This type of setup requires that there is a way to pass the needed information into the ad unit. This can potentially prohibit or restrict what is possible depending on what other ad tech is involved. In the event that conflicting information is passed, or data is not available for a particular impression, a “default” occurs in the DCO unit and a generic creative is served.
CMPs, on the other hand, only require the audiences to be set up on the ad server side, so their ad tags can be deployed universally. A discrete creative is produced in the CMP and provided for each segment.
Here’s a similar example for setting up a campaign with creatives from a CMP:
The DSP is configured to target 16 segments, which include audience differences like age 18-25, age 26-35, loyalty program members, indie rock listeners, pop music listeners, hip hop music listeners, etc.
Using the CMP’s streamlined workflow, 16 similar but unique creatives are produced, each with messaging and imagery tailored to matter more to that segment. If elements need to be added or removed, or if layouts need to change to accommodate a particular creative, those changes are made. Ad tags are trafficked via the DSP in each segment.
This process removes the possibility of data and decisioning conflicts, so CMPs are not capable of defaulting in the way that DCO ad units are vulnerable.
A Comparison of Mindsets
The nature of a technology tends to shape how we use it, and programmatic creative is no different.
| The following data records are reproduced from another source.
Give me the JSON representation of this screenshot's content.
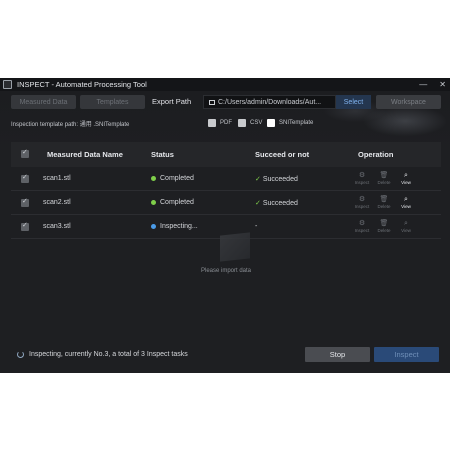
{
  "window": {
    "title": "INSPECT - Automated Processing Tool",
    "minimize": "—",
    "close": "✕"
  },
  "toolbar": {
    "measured_data_label": "Measured Data",
    "templates_label": "Templates",
    "export_path_label": "Export Path",
    "export_path_value": "C:/Users/admin/Downloads/Aut...",
    "select_label": "Select",
    "workspace_label": "Workspace"
  },
  "options": {
    "template_path_text": "Inspection template path: 通用 .SNITemplate",
    "pdf_label": "PDF",
    "csv_label": "CSV",
    "snitemplate_label": "SNITemplate"
  },
  "table": {
    "columns": [
      "Measured Data Name",
      "Status",
      "Succeed or not",
      "Operation"
    ],
    "rows": [
      {
        "name": "scan1.stl",
        "status": "Completed",
        "status_color": "#7fcf4a",
        "result": "Succeeded",
        "result_icon": "✓"
      },
      {
        "name": "scan2.stl",
        "status": "Completed",
        "status_color": "#7fcf4a",
        "result": "Succeeded",
        "result_icon": "✓"
      },
      {
        "name": "scan3.stl",
        "status": "Inspecting...",
        "status_color": "#4a9be8",
        "result": "-",
        "result_icon": ""
      }
    ],
    "operations": {
      "inspect": "Inspect",
      "delete": "Delete",
      "view": "View"
    },
    "empty_text": "Please import data"
  },
  "footer": {
    "progress_text": "Inspecting, currently No.3, a total of 3 Inspect tasks",
    "stop_label": "Stop",
    "inspect_label": "Inspect"
  },
  "colors": {
    "accent": "#2a4a78",
    "success": "#7fcf4a",
    "in_progress": "#4a9be8"
  }
}
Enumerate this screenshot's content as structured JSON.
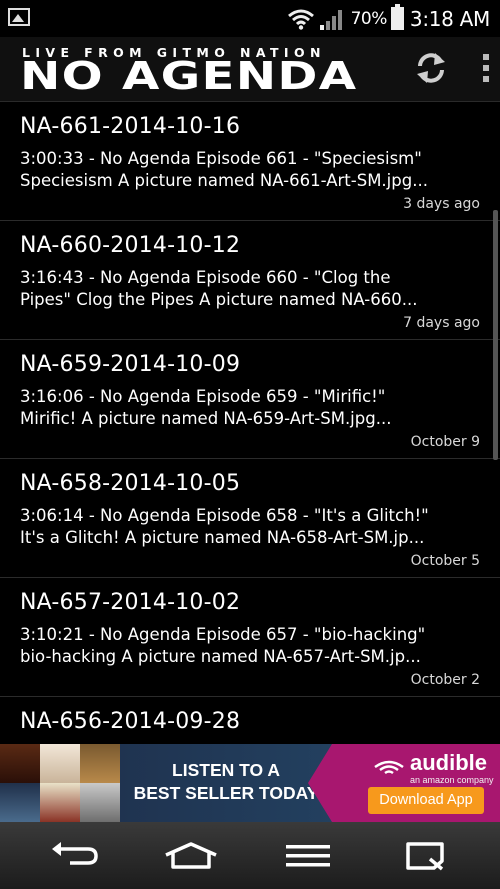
{
  "status_bar": {
    "battery_percent": "70%",
    "time": "3:18 AM",
    "icons": [
      "image-notification-icon",
      "wifi-icon",
      "signal-icon",
      "battery-icon"
    ]
  },
  "app_bar": {
    "tagline": "LIVE FROM GITMO NATION",
    "logo": "NO AGENDA",
    "actions": [
      "refresh-icon",
      "overflow-menu-icon"
    ]
  },
  "episodes": [
    {
      "title": "NA-661-2014-10-16",
      "desc_line1": "3:00:33 - No Agenda Episode 661 - \"Speciesism\"",
      "desc_line2": "Speciesism A picture named NA-661-Art-SM.jpg...",
      "date": "3 days ago"
    },
    {
      "title": "NA-660-2014-10-12",
      "desc_line1": "3:16:43 - No Agenda Episode 660 - \"Clog the",
      "desc_line2": "Pipes\" Clog the Pipes A picture named NA-660...",
      "date": "7 days ago"
    },
    {
      "title": "NA-659-2014-10-09",
      "desc_line1": "3:16:06 - No Agenda Episode 659 - \"Mirific!\"",
      "desc_line2": "Mirific! A picture named NA-659-Art-SM.jpg...",
      "date": "October 9"
    },
    {
      "title": "NA-658-2014-10-05",
      "desc_line1": "3:06:14 - No Agenda Episode 658 - \"It's a Glitch!\"",
      "desc_line2": "It's a Glitch! A picture named NA-658-Art-SM.jp...",
      "date": "October 5"
    },
    {
      "title": "NA-657-2014-10-02",
      "desc_line1": "3:10:21 - No Agenda Episode 657 - \"bio-hacking\"",
      "desc_line2": "bio-hacking A picture named NA-657-Art-SM.jp...",
      "date": "October 2"
    },
    {
      "title": "NA-656-2014-09-28",
      "desc_line1": "",
      "desc_line2": "",
      "date": ""
    }
  ],
  "ad": {
    "line1": "LISTEN TO A",
    "line2": "BEST SELLER TODAY",
    "brand": "audible",
    "brand_sub": "an amazon company",
    "button": "Download App",
    "colors": {
      "brand": "#a8176f",
      "button": "#f7991c",
      "center": "#1f3350"
    }
  },
  "nav_bar": {
    "buttons": [
      "back-icon",
      "home-icon",
      "menu-icon",
      "recent-apps-icon"
    ]
  }
}
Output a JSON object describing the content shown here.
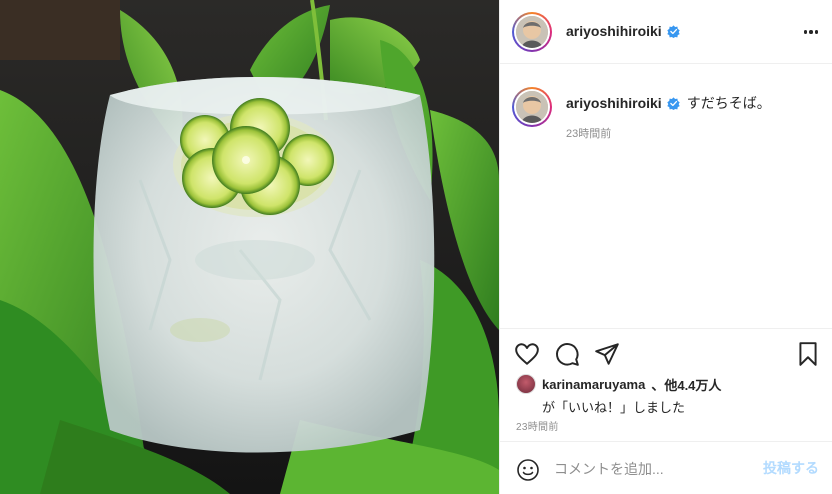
{
  "post": {
    "username": "ariyoshihiroiki",
    "verified": true,
    "caption_text": "すだちそば。",
    "caption_time": "23時間前",
    "post_time": "23時間前"
  },
  "likes": {
    "first_liker": "karinamaruyama",
    "others": "、他4.4万人",
    "suffix": "が「いいね！」しました"
  },
  "comment": {
    "placeholder": "コメントを追加...",
    "post_label": "投稿する"
  },
  "icons": {
    "more": "more-options-icon",
    "like": "heart-icon",
    "comment": "comment-icon",
    "share": "paper-plane-icon",
    "save": "bookmark-icon",
    "emoji": "smiley-icon",
    "verified": "verified-badge-icon"
  },
  "colors": {
    "verified_blue": "#3897f0",
    "post_button_disabled": "#b3dbff",
    "secondary_text": "#8e8e8e",
    "divider": "#efefef"
  }
}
When using DCO, the amount of knowhow and setup required makes it a better fit for organizations that carefully plan campaigns months in advance. These kinds of optimized creatives require the entire experiment to be set up before hand. While it is theoretically possible to update an in-market DCO ad, because of the complexity of the technology, these updates tend to happen only when absolutely necessary.
In contrast, the flexible nature of working with a CMP allows it to be used in a wide range of work styles. The speed at which creatives are built in a CMP makes it ideal for teams that want to adopt a more agile approach to test concepts and learn about their audience more easily. Updating in-market ads without re-trafficking is very simple. Creative optimization with a CMP is a more human-driven process. Inquisitive creatives can bring their ideas to life, see how consumers interact with them in the marketplace, and then adapt without delay.
Example Programmatic Creative Use Cases
To bring the comparison together, here are some of the more common considerations that advertisers will take into account when adopting programmatic creative.
Creative management platforms can help you if…
…You want to sustain a high bar of creativity in your programmatic creative executions
…You want to tailor your creatives based on any data, not just location, device, time, or weather
…You are looking for a way to build ads in sets of multiple sizes (300×250, 300×600, 320×50, etc) all at the same time. You would even enjoy being able to working on multiples of these sets at the same time.
…If you do want to localize your advertising, you want more customization than changing an address or city name
…You are a publisher or media company who sells somewhat similar display campaigns to a high volume of local businesses. You want a fast tool to create ads for them
DCO can help you if…
…You are operating a direct response campaign for multiple products and with millions (or billions) of impressions budgeted.
…The size of your campaign is so large that even small gains in performance will have a significant impact on your bottom line.
…You have a well-organized data feed that you want to use to build ads with, such as for product remarketing.
…The data you want to use to drive your dynamic creatives is one of the following: location, device, time, or weather
…You plan your advertising months in advance
Taking the Next Step
If you found this article useful, you can find additional information in the eBook The Essential Guide to Programmatic Creative Technologies. The book includes example campaigns, workflow explanations, and a section for frequently asked questions.
To continue your journey to transform programmatic marketing in your organization, download your free copy today.